_TO DO_. Go through the records below and copy out every line holding "utilisateur".

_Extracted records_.

※

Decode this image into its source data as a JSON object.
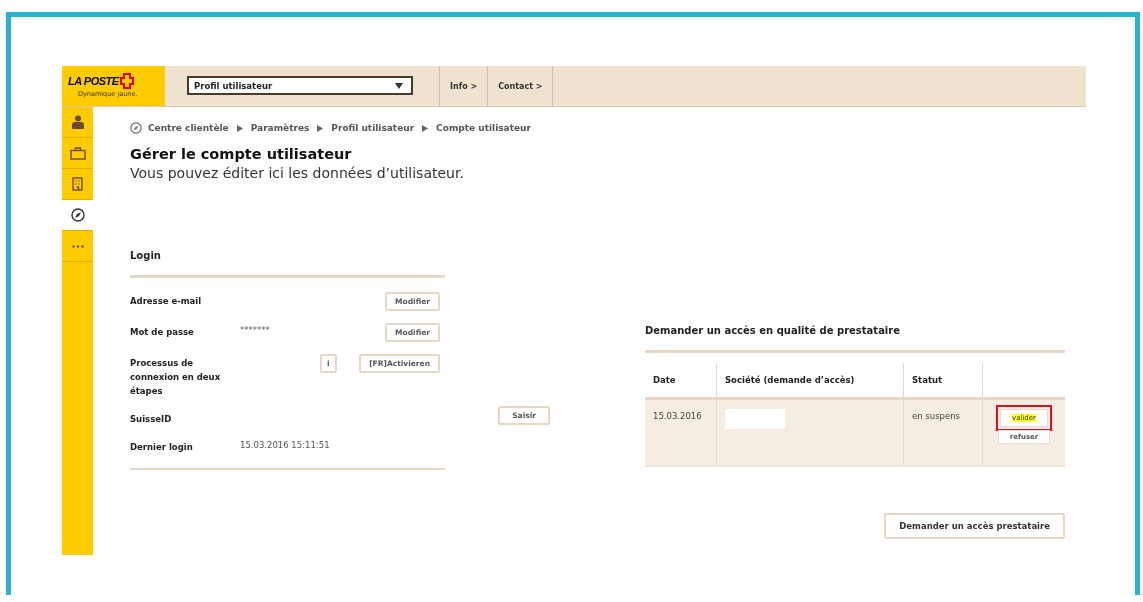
{
  "logo": {
    "brand": "LA POSTE",
    "tagline": "Dynamique jaune."
  },
  "header": {
    "profile_select": "Profil utilisateur",
    "nav": [
      "Info >",
      "Contact >"
    ]
  },
  "sidebar": {
    "items": [
      {
        "kind": "person",
        "selected": false
      },
      {
        "kind": "briefcase",
        "selected": false
      },
      {
        "kind": "building",
        "selected": false
      },
      {
        "kind": "compass",
        "selected": true
      },
      {
        "kind": "more",
        "selected": false
      }
    ]
  },
  "breadcrumb": [
    "Centre clientèle",
    "Paramètres",
    "Profil utilisateur",
    "Compte utilisateur"
  ],
  "page": {
    "title": "Gérer le compte utilisateur",
    "subtitle": "Vous pouvez éditer ici les données d’utilisateur."
  },
  "login": {
    "title": "Login",
    "rows": [
      {
        "kind": "button",
        "label": "Adresse e-mail",
        "button": "Modifier"
      },
      {
        "kind": "button",
        "label": "Mot de passe",
        "value": "*******",
        "button": "Modifier"
      },
      {
        "kind": "info",
        "label": "Processus de connexion en deux étapes",
        "info": "i",
        "button": "[FR]Activieren"
      },
      {
        "kind": "far",
        "label": "SuisseID",
        "button": "Saisir"
      },
      {
        "kind": "text",
        "label": "Dernier login",
        "value": "15.03.2016 15:11:51"
      }
    ]
  },
  "provider": {
    "title": "Demander un accès en qualité de prestataire",
    "columns": [
      "Date",
      "Société (demande d’accès)",
      "Statut"
    ],
    "rows": [
      {
        "date": "15.03.2016",
        "status": "en suspens",
        "actions": [
          {
            "label": "valider",
            "highlighted": true
          },
          {
            "label": "refuser",
            "highlighted": false
          }
        ]
      }
    ],
    "request_button": "Demander un accès prestataire"
  }
}
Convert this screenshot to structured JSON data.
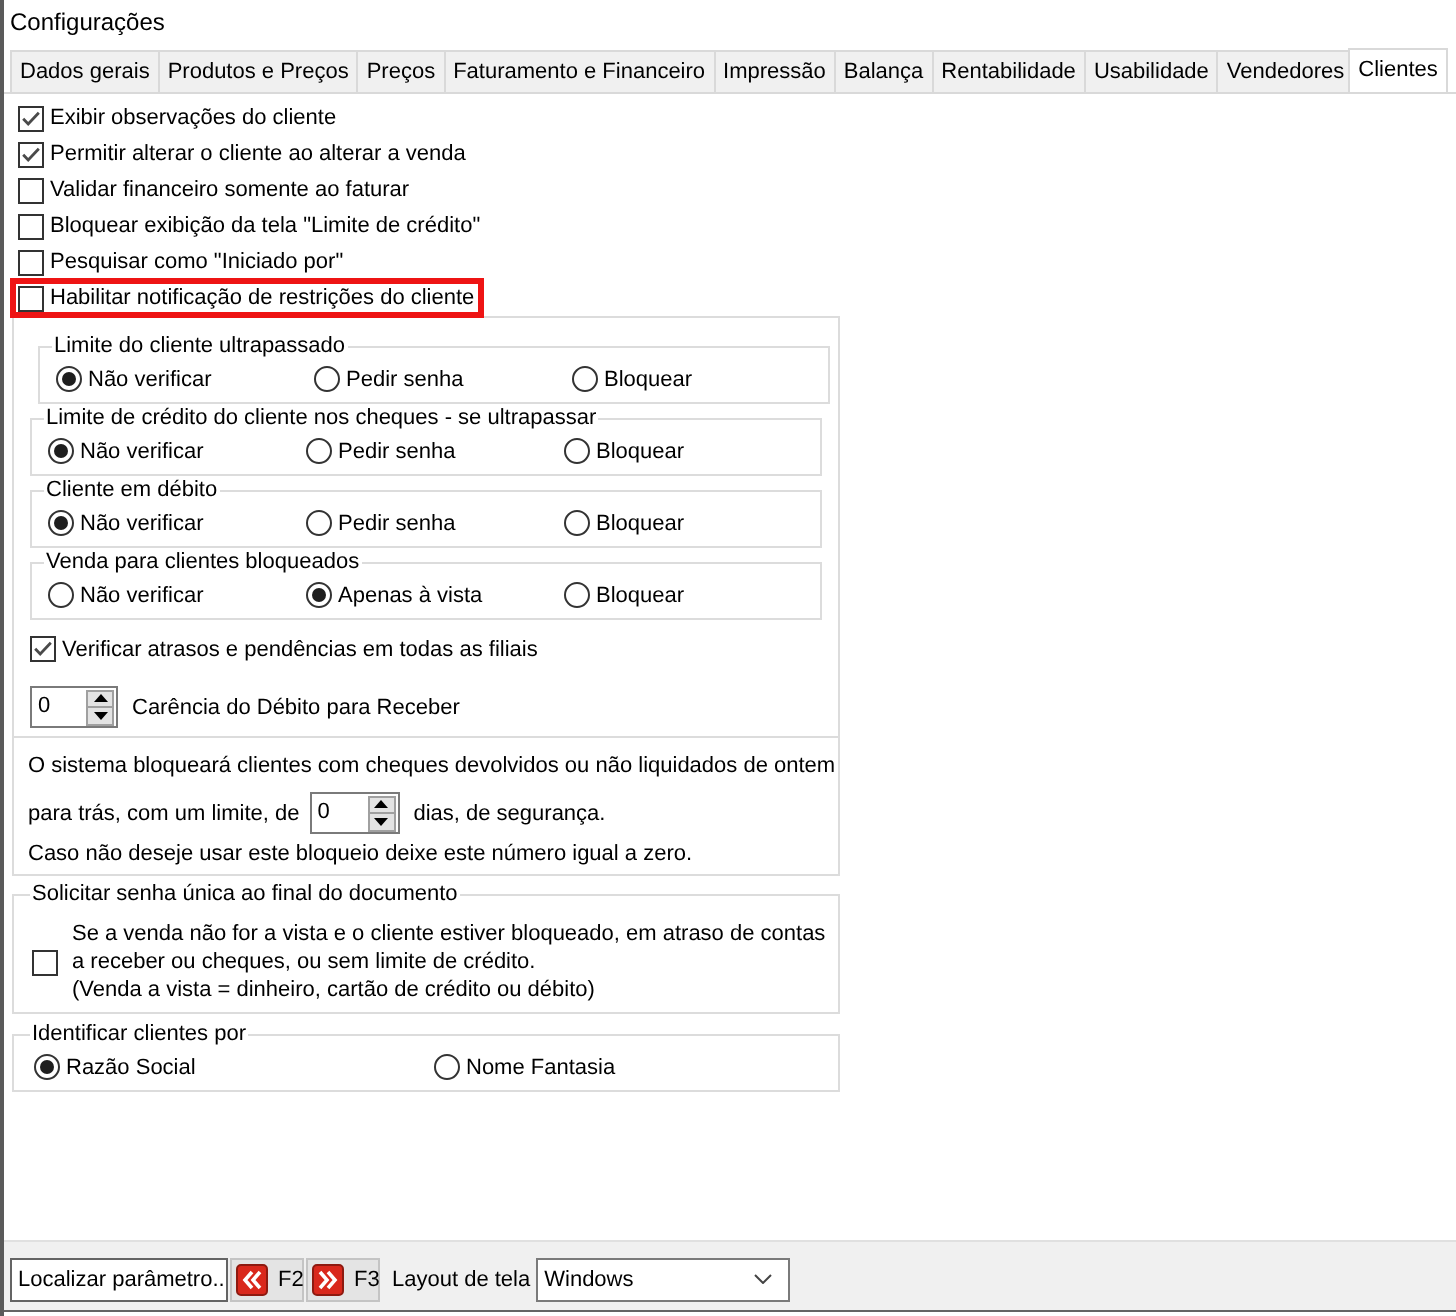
{
  "window": {
    "title": "Configurações"
  },
  "tabs": [
    {
      "label": "Dados gerais",
      "selected": false
    },
    {
      "label": "Produtos e Preços",
      "selected": false
    },
    {
      "label": "Preços",
      "selected": false
    },
    {
      "label": "Faturamento e Financeiro",
      "selected": false
    },
    {
      "label": "Impressão",
      "selected": false
    },
    {
      "label": "Balança",
      "selected": false
    },
    {
      "label": "Rentabilidade",
      "selected": false
    },
    {
      "label": "Usabilidade",
      "selected": false
    },
    {
      "label": "Vendedores",
      "selected": false
    },
    {
      "label": "Clientes",
      "selected": true
    }
  ],
  "options": [
    {
      "label": "Exibir observações do cliente",
      "checked": true,
      "highlighted": false
    },
    {
      "label": "Permitir alterar o cliente ao alterar a venda",
      "checked": true,
      "highlighted": false
    },
    {
      "label": "Validar financeiro somente ao faturar",
      "checked": false,
      "highlighted": false
    },
    {
      "label": "Bloquear exibição da tela \"Limite de crédito\"",
      "checked": false,
      "highlighted": false
    },
    {
      "label": "Pesquisar como \"Iniciado por\"",
      "checked": false,
      "highlighted": false
    },
    {
      "label": "Habilitar notificação de restrições do cliente",
      "checked": false,
      "highlighted": true
    }
  ],
  "restriction_groups": [
    {
      "title": "Limite do cliente ultrapassado",
      "choices": [
        {
          "label": "Não verificar",
          "selected": true
        },
        {
          "label": "Pedir senha",
          "selected": false
        },
        {
          "label": "Bloquear",
          "selected": false
        }
      ]
    },
    {
      "title": "Limite de crédito do cliente nos cheques - se ultrapassar",
      "choices": [
        {
          "label": "Não verificar",
          "selected": true
        },
        {
          "label": "Pedir senha",
          "selected": false
        },
        {
          "label": "Bloquear",
          "selected": false
        }
      ]
    },
    {
      "title": "Cliente em débito",
      "choices": [
        {
          "label": "Não verificar",
          "selected": true
        },
        {
          "label": "Pedir senha",
          "selected": false
        },
        {
          "label": "Bloquear",
          "selected": false
        }
      ]
    },
    {
      "title": "Venda para clientes bloqueados",
      "choices": [
        {
          "label": "Não verificar",
          "selected": false
        },
        {
          "label": "Apenas à vista",
          "selected": true
        },
        {
          "label": "Bloquear",
          "selected": false
        }
      ]
    }
  ],
  "check_all_branches": {
    "label": "Verificar atrasos e pendências em todas as filiais",
    "checked": true
  },
  "grace_period": {
    "value": "0",
    "label": "Carência do Débito para Receber"
  },
  "returned_cheques": {
    "line_1": "O sistema bloqueará clientes com cheques devolvidos ou não liquidados de ontem",
    "before_field": "para trás, com um limite, de",
    "days": "0",
    "after_field": "dias, de segurança.",
    "line_3": "Caso não deseje usar este bloqueio deixe este número igual a zero."
  },
  "single_password": {
    "title": "Solicitar senha única ao final do documento",
    "checked": false,
    "description": "Se a venda não for a vista e o cliente estiver bloqueado, em atraso de contas a receber ou cheques, ou sem limite de crédito.",
    "note": "(Venda a vista = dinheiro, cartão de crédito ou débito)"
  },
  "identify_clients": {
    "title": "Identificar clientes por",
    "choices": [
      {
        "label": "Razão Social",
        "selected": true
      },
      {
        "label": "Nome Fantasia",
        "selected": false
      }
    ]
  },
  "bottom_bar": {
    "search": {
      "value": "Localizar parâmetro.."
    },
    "nav_buttons": [
      {
        "kind": "previous",
        "label": "F2"
      },
      {
        "kind": "next",
        "label": "F3"
      }
    ],
    "layout": {
      "label": "Layout de tela",
      "value": "Windows"
    }
  }
}
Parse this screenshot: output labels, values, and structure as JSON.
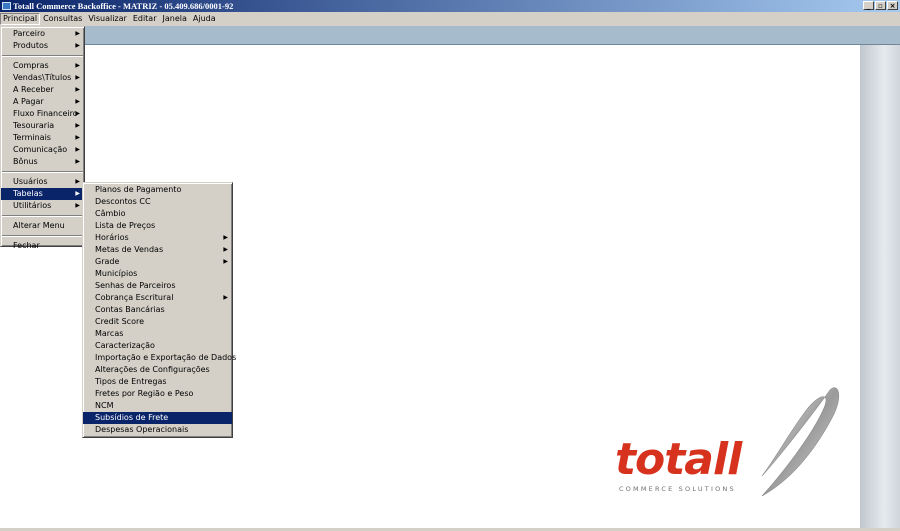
{
  "window": {
    "title": "Totall Commerce Backoffice - MATRIZ  - 05.409.686/0001-92",
    "controls": {
      "minimize": "_",
      "restore": "▫",
      "close": "×"
    }
  },
  "menubar": {
    "items": [
      "Principal",
      "Consultas",
      "Visualizar",
      "Editar",
      "Janela",
      "Ajuda"
    ]
  },
  "principal_menu": {
    "items": [
      {
        "label": "Parceiro",
        "submenu": true
      },
      {
        "label": "Produtos",
        "submenu": true
      },
      {
        "label": "Compras",
        "submenu": true
      },
      {
        "label": "Vendas\\Títulos",
        "submenu": true
      },
      {
        "label": "A Receber",
        "submenu": true
      },
      {
        "label": "A Pagar",
        "submenu": true
      },
      {
        "label": "Fluxo Financeiro",
        "submenu": true
      },
      {
        "label": "Tesouraria",
        "submenu": true
      },
      {
        "label": "Terminais",
        "submenu": true
      },
      {
        "label": "Comunicação",
        "submenu": true
      },
      {
        "label": "Bônus",
        "submenu": true
      },
      {
        "label": "Usuários",
        "submenu": true
      },
      {
        "label": "Tabelas",
        "submenu": true
      },
      {
        "label": "Utilitários",
        "submenu": true
      },
      {
        "label": "Alterar Menu",
        "submenu": false
      },
      {
        "label": "Fechar",
        "submenu": false
      }
    ]
  },
  "tabelas_menu": {
    "items": [
      {
        "label": "Planos de Pagamento"
      },
      {
        "label": "Descontos CC"
      },
      {
        "label": "Câmbio"
      },
      {
        "label": "Lista de Preços"
      },
      {
        "label": "Horários",
        "submenu": true
      },
      {
        "label": "Metas de Vendas",
        "submenu": true
      },
      {
        "label": "Grade",
        "submenu": true
      },
      {
        "label": "Municípios"
      },
      {
        "label": "Senhas de Parceiros"
      },
      {
        "label": "Cobrança Escritural",
        "submenu": true
      },
      {
        "label": "Contas Bancárias"
      },
      {
        "label": "Credit Score"
      },
      {
        "label": "Marcas"
      },
      {
        "label": "Caracterização"
      },
      {
        "label": "Importação e Exportação de Dados"
      },
      {
        "label": "Alterações de Configurações"
      },
      {
        "label": "Tipos de Entregas"
      },
      {
        "label": "Fretes por Região e Peso"
      },
      {
        "label": "NCM"
      },
      {
        "label": "Subsídios de Frete"
      },
      {
        "label": "Despesas Operacionais"
      }
    ]
  },
  "logo": {
    "word": "totall",
    "tagline": "COMMERCE SOLUTIONS"
  },
  "colors": {
    "selection": "#0a246a",
    "logo_red": "#d7321e",
    "workspace_strip": "#a6bccd"
  },
  "icons": {
    "submenu_arrow": "▶"
  }
}
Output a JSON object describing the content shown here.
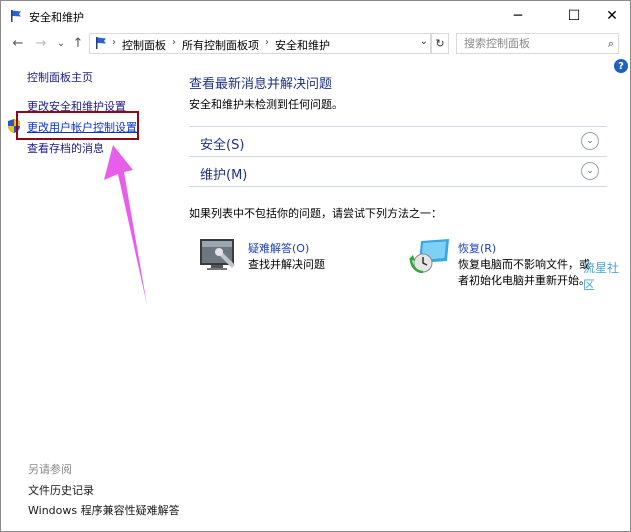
{
  "window": {
    "title": "安全和维护",
    "minimize": "─",
    "maximize": "☐",
    "close": "✕"
  },
  "nav": {
    "back": "←",
    "forward": "→",
    "recent": "⌄",
    "up": "↑",
    "breadcrumbs": [
      "控制面板",
      "所有控制面板项",
      "安全和维护"
    ],
    "separator": "›",
    "dropdown": "⌄",
    "refresh": "↻",
    "search_placeholder": "搜索控制面板",
    "help": "?"
  },
  "sidebar": {
    "home": "控制面板主页",
    "items": [
      {
        "label": "更改安全和维护设置"
      },
      {
        "label": "更改用户帐户控制设置"
      },
      {
        "label": "查看存档的消息"
      }
    ],
    "see_also_heading": "另请参阅",
    "see_also": [
      {
        "label": "文件历史记录"
      },
      {
        "label": "Windows 程序兼容性疑难解答"
      }
    ]
  },
  "main": {
    "title": "查看最新消息并解决问题",
    "subtitle": "安全和维护未检测到任何问题。",
    "sections": [
      {
        "label": "安全(S)",
        "chevron": "⌄"
      },
      {
        "label": "维护(M)",
        "chevron": "⌄"
      }
    ],
    "hint": "如果列表中不包括你的问题，请尝试下列方法之一：",
    "tools": [
      {
        "title": "疑难解答(O)",
        "desc": [
          "查找并解决问题"
        ]
      },
      {
        "title": "恢复(R)",
        "desc": [
          "恢复电脑而不影响文件，或",
          "者初始化电脑并重新开始。"
        ]
      }
    ]
  },
  "watermark": "流星社区",
  "colors": {
    "highlight_box": "#8b0a16",
    "arrow": "#e64ce8",
    "link": "#1a1a8c",
    "heading": "#1e3287"
  }
}
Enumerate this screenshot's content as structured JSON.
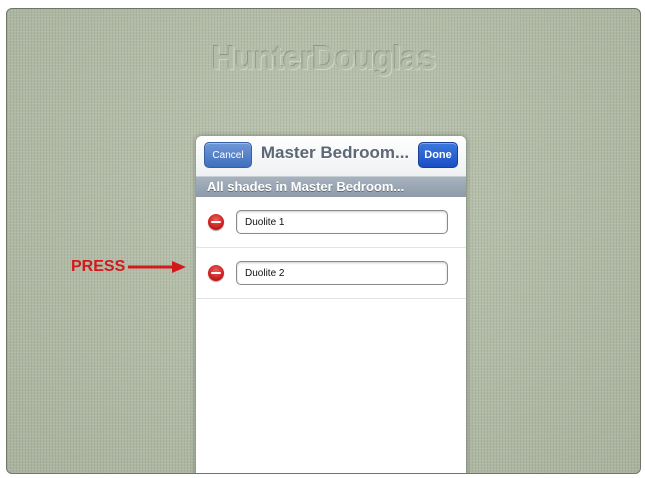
{
  "brand": {
    "logo_text": "HunterDouglas"
  },
  "popover": {
    "cancel_label": "Cancel",
    "title": "Master Bedroom...",
    "done_label": "Done",
    "section_header": "All shades in Master Bedroom..."
  },
  "shades": [
    {
      "name": "Duolite 1"
    },
    {
      "name": "Duolite 2"
    }
  ],
  "annotation": {
    "label": "PRESS",
    "color": "#d3191c"
  },
  "colors": {
    "background": "#b1bba7",
    "button_blue": "#3e6fbf",
    "done_blue": "#1a4fc4",
    "delete_red": "#cc1f1f"
  }
}
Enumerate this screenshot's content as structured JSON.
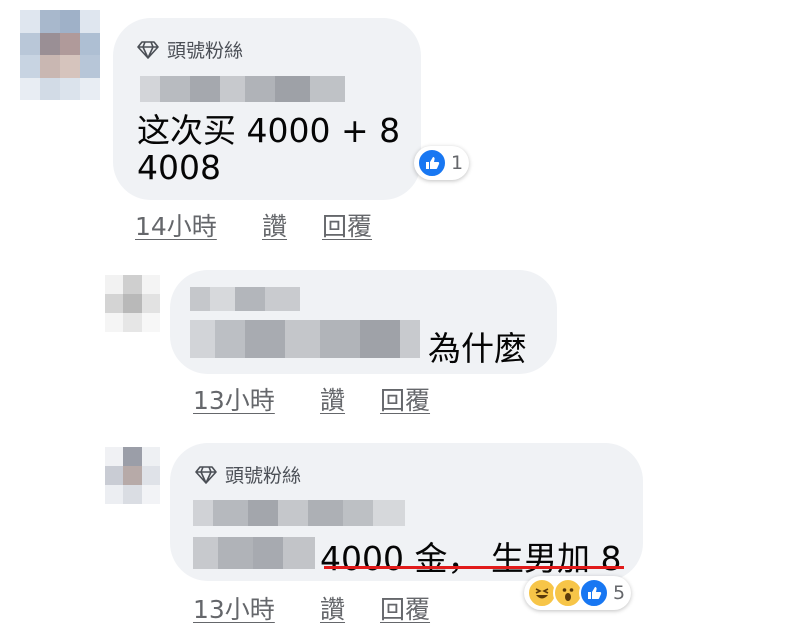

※

_FINISHED EXERCISE_.
    "profile_select": "Profil utilisateur",
    "Profil utilisateur",
    "Compte utilisateur"
    "title": "Gérer le compte utilisateur",
    "subtitle": "Vous pouvez éditer ici les données d’utilisateur."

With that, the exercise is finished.